System-impact chart; shorter is better
Norton Security took 7:26 to perform a Quick Scan and look at 6,671 files. That’s faster than McAfee's 8:18, but glacial next to Trend Micro's 44-second quick scan or Bitdefender's blink-and-you-missed-it 4-second quick scan.
The program's impact during full scans was significant. Our ASUS laptop took 10:55 to complete the OpenOffice test while Norton conducted a full scan, more than four minutes, or 60 percent, longer than the baseline. Only McAfee Internet Security took longer — 12:23, or 82 percent more than the baseline.
Norton's quick-scan system impact was much lighter, and let the OpenOffice benchmark finish in 7:21. That's a slowdown of only 8 percent from the baseline, on par with Bitdefender's 7:19, and not something you’d notice unless you were conducting a processor-intensive task. All the other programs we tested had substantially heavier system impacts during quick scans.
Setup and Installation
Rather than loading a small beachhead installer, Norton's servers send down the full 138MB program, which speeds the setup process.
You'll need to create a Norton account, and also decide whether to participate in Norton's Community Watch, which automatically reports malware encounters to the company. It took us, using a home broadband connection, 12.5 minutes to go from a vulnerable machine to a protected one.
Happily, Norton no longer tries to get you to agree to auto-renew the subscription when it expires. The software does show how many days remain on your subscription, with a link to renew it, at the bottom of most screens.
Norton Security's open and inviting interface has yellow highlights, in keeping with Norton's branding, but the main page will have green highlights if you're well protected, red if you're not.

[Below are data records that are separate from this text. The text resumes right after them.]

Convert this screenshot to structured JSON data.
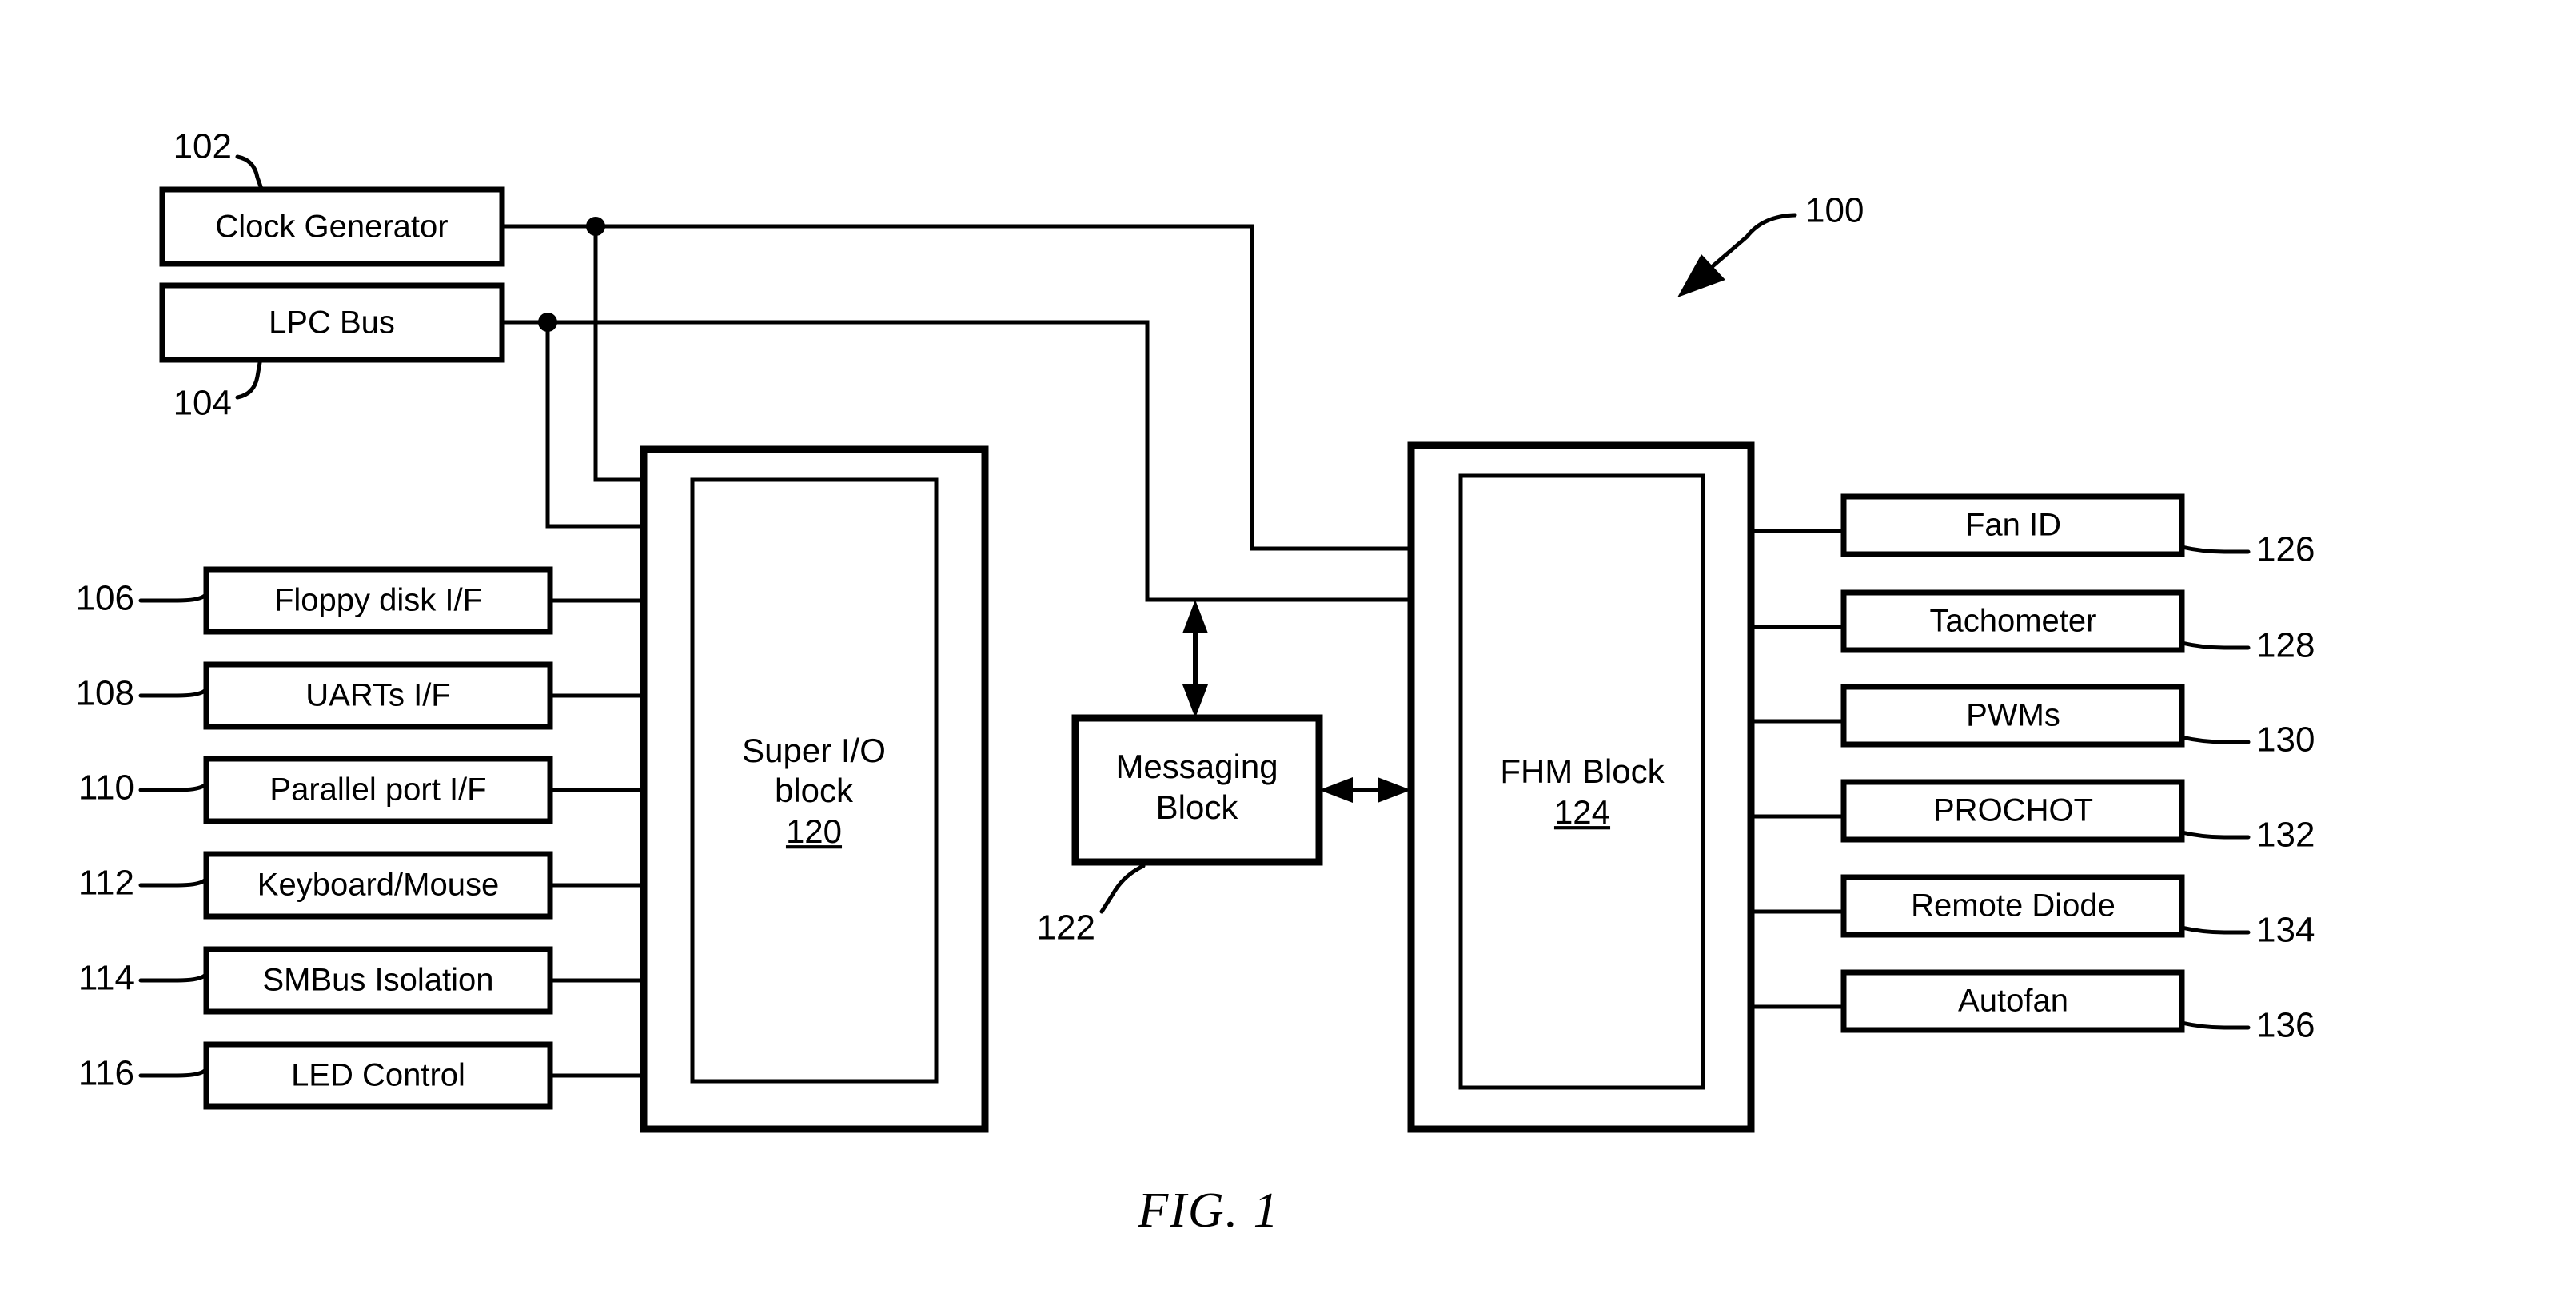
{
  "figure": {
    "caption": "FIG. 1",
    "system_ref": "100"
  },
  "top_sources": [
    {
      "label": "Clock Generator",
      "ref": "102"
    },
    {
      "label": "LPC Bus",
      "ref": "104"
    }
  ],
  "left_interfaces": [
    {
      "label": "Floppy disk I/F",
      "ref": "106"
    },
    {
      "label": "UARTs I/F",
      "ref": "108"
    },
    {
      "label": "Parallel port I/F",
      "ref": "110"
    },
    {
      "label": "Keyboard/Mouse",
      "ref": "112"
    },
    {
      "label": "SMBus Isolation",
      "ref": "114"
    },
    {
      "label": "LED Control",
      "ref": "116"
    }
  ],
  "center_blocks": {
    "super_io": {
      "line1": "Super I/O",
      "line2": "block",
      "ref": "120"
    },
    "messaging": {
      "line1": "Messaging",
      "line2": "Block",
      "ref": "122"
    },
    "fhm": {
      "line1": "FHM Block",
      "ref": "124"
    }
  },
  "right_functions": [
    {
      "label": "Fan ID",
      "ref": "126"
    },
    {
      "label": "Tachometer",
      "ref": "128"
    },
    {
      "label": "PWMs",
      "ref": "130"
    },
    {
      "label": "PROCHOT",
      "ref": "132"
    },
    {
      "label": "Remote Diode",
      "ref": "134"
    },
    {
      "label": "Autofan",
      "ref": "136"
    }
  ],
  "colors": {
    "ink": "#000000",
    "paper": "#ffffff"
  }
}
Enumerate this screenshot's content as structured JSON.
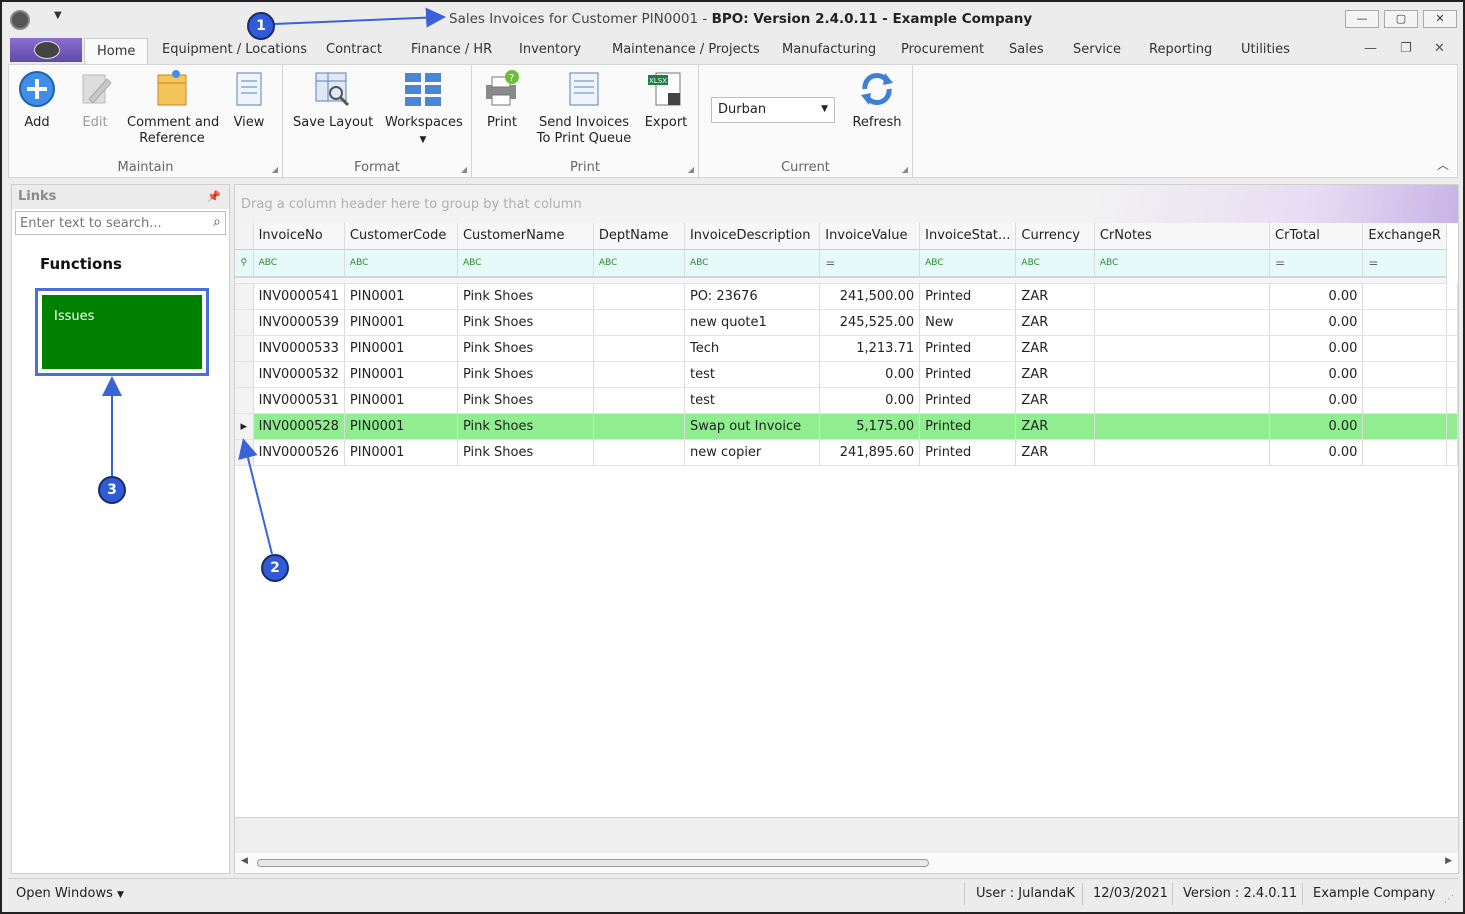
{
  "window": {
    "title_prefix": "Sales Invoices for Customer PIN0001 - ",
    "title_bold": "BPO: Version 2.4.0.11 - Example Company",
    "controls": [
      "—",
      "▢",
      "✕"
    ]
  },
  "tabs": [
    "Home",
    "Equipment / Locations",
    "Contract",
    "Finance / HR",
    "Inventory",
    "Maintenance / Projects",
    "Manufacturing",
    "Procurement",
    "Sales",
    "Service",
    "Reporting",
    "Utilities"
  ],
  "ribbon": {
    "maintain": {
      "label": "Maintain",
      "add": "Add",
      "edit": "Edit",
      "comment_1": "Comment and",
      "comment_2": "Reference",
      "view": "View"
    },
    "format": {
      "label": "Format",
      "save_layout": "Save Layout",
      "workspaces": "Workspaces"
    },
    "print": {
      "label": "Print",
      "print": "Print",
      "send_1": "Send Invoices",
      "send_2": "To Print Queue",
      "export": "Export"
    },
    "current": {
      "label": "Current",
      "site": "Durban",
      "refresh": "Refresh"
    }
  },
  "links": {
    "title": "Links",
    "search_placeholder": "Enter text to search...",
    "functions_title": "Functions",
    "issues_label": "Issues"
  },
  "grid": {
    "group_hint": "Drag a column header here to group by that column",
    "columns": [
      "InvoiceNo",
      "CustomerCode",
      "CustomerName",
      "DeptName",
      "InvoiceDescription",
      "InvoiceValue",
      "InvoiceStat...",
      "Currency",
      "CrNotes",
      "CrTotal",
      "ExchangeR"
    ],
    "rows": [
      {
        "InvoiceNo": "INV0000541",
        "CustomerCode": "PIN0001",
        "CustomerName": "Pink Shoes",
        "DeptName": "",
        "InvoiceDescription": "PO: 23676",
        "InvoiceValue": "241,500.00",
        "InvoiceStatus": "Printed",
        "Currency": "ZAR",
        "CrNotes": "",
        "CrTotal": "0.00",
        "Exchange": ""
      },
      {
        "InvoiceNo": "INV0000539",
        "CustomerCode": "PIN0001",
        "CustomerName": "Pink Shoes",
        "DeptName": "",
        "InvoiceDescription": "new quote1",
        "InvoiceValue": "245,525.00",
        "InvoiceStatus": "New",
        "Currency": "ZAR",
        "CrNotes": "",
        "CrTotal": "0.00",
        "Exchange": ""
      },
      {
        "InvoiceNo": "INV0000533",
        "CustomerCode": "PIN0001",
        "CustomerName": "Pink Shoes",
        "DeptName": "",
        "InvoiceDescription": "Tech",
        "InvoiceValue": "1,213.71",
        "InvoiceStatus": "Printed",
        "Currency": "ZAR",
        "CrNotes": "",
        "CrTotal": "0.00",
        "Exchange": ""
      },
      {
        "InvoiceNo": "INV0000532",
        "CustomerCode": "PIN0001",
        "CustomerName": "Pink Shoes",
        "DeptName": "",
        "InvoiceDescription": "test",
        "InvoiceValue": "0.00",
        "InvoiceStatus": "Printed",
        "Currency": "ZAR",
        "CrNotes": "",
        "CrTotal": "0.00",
        "Exchange": ""
      },
      {
        "InvoiceNo": "INV0000531",
        "CustomerCode": "PIN0001",
        "CustomerName": "Pink Shoes",
        "DeptName": "",
        "InvoiceDescription": "test",
        "InvoiceValue": "0.00",
        "InvoiceStatus": "Printed",
        "Currency": "ZAR",
        "CrNotes": "",
        "CrTotal": "0.00",
        "Exchange": ""
      },
      {
        "InvoiceNo": "INV0000528",
        "CustomerCode": "PIN0001",
        "CustomerName": "Pink Shoes",
        "DeptName": "",
        "InvoiceDescription": "Swap out Invoice",
        "InvoiceValue": "5,175.00",
        "InvoiceStatus": "Printed",
        "Currency": "ZAR",
        "CrNotes": "",
        "CrTotal": "0.00",
        "Exchange": ""
      },
      {
        "InvoiceNo": "INV0000526",
        "CustomerCode": "PIN0001",
        "CustomerName": "Pink Shoes",
        "DeptName": "",
        "InvoiceDescription": "new copier",
        "InvoiceValue": "241,895.60",
        "InvoiceStatus": "Printed",
        "Currency": "ZAR",
        "CrNotes": "",
        "CrTotal": "0.00",
        "Exchange": ""
      }
    ]
  },
  "status": {
    "open_windows": "Open Windows",
    "user": "User : JulandaK",
    "date": "12/03/2021",
    "version": "Version : 2.4.0.11",
    "company": "Example Company"
  },
  "annotations": [
    "1",
    "2",
    "3"
  ],
  "colors": {
    "selected_row": "#90ee90",
    "issues_tile": "#008000",
    "callout": "#2f5bd6"
  }
}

You can't run the main window full-screen, but Norton Security's scanning screens can run full-size.
Across the bottom of the main window are large boxes for Security, Identity, Performance and More Norton, each marked "Protected" or "At Risk." Security is the default category and shows when your last scan took place and when the software was last updated. There are smaller icons for Run Scans, LiveUpdate, History and Advanced. The latter lets you select specific defenses to be used.
The Identity section links to the program's Safe Web, Antiphishing and Identity Safe features, as well as an opportunity to install Norton's Internet Explorer Toolbar. This screen also contains Identity Safe, ID Settings, Statistics and a Password Generator, which lets Norton Security create secure passwords, but isn't integrated into the Password manager.
Performance shows you when the last optimization and cleanup were done, and has options for defragmenting the hard drive, cleaning up the files and getting the system to start up quicker. Have a question about Norton's features and techniques? Hover your mouse's pointer over an item and a definition pops up.
For a relatively bargain price. Norton Security Deluxe delivers some of the most advanced techniques for identifying and eliminating today's (and hopefully tomorrow's) worst online attacks. It neutralized all threats thrown at it, even if it was fooled by a few false positives and noticeably slowed our test system during scans.
However, the package does without several creature comforts found in other mid-priced antivirus products, such as a file shredder, a secure browser or parental controls. Paying an extra $10 for the Norton Security Premium package gains you only the last feature, plus backup software and online storage, two features that aren't directly related to computer protection.
Norton Security Deluxe is ideal for individuals or couples who want flawless, no-frills protection for up to five devices on several platforms. But customers who have small children or seek more features might want to look elsewhere.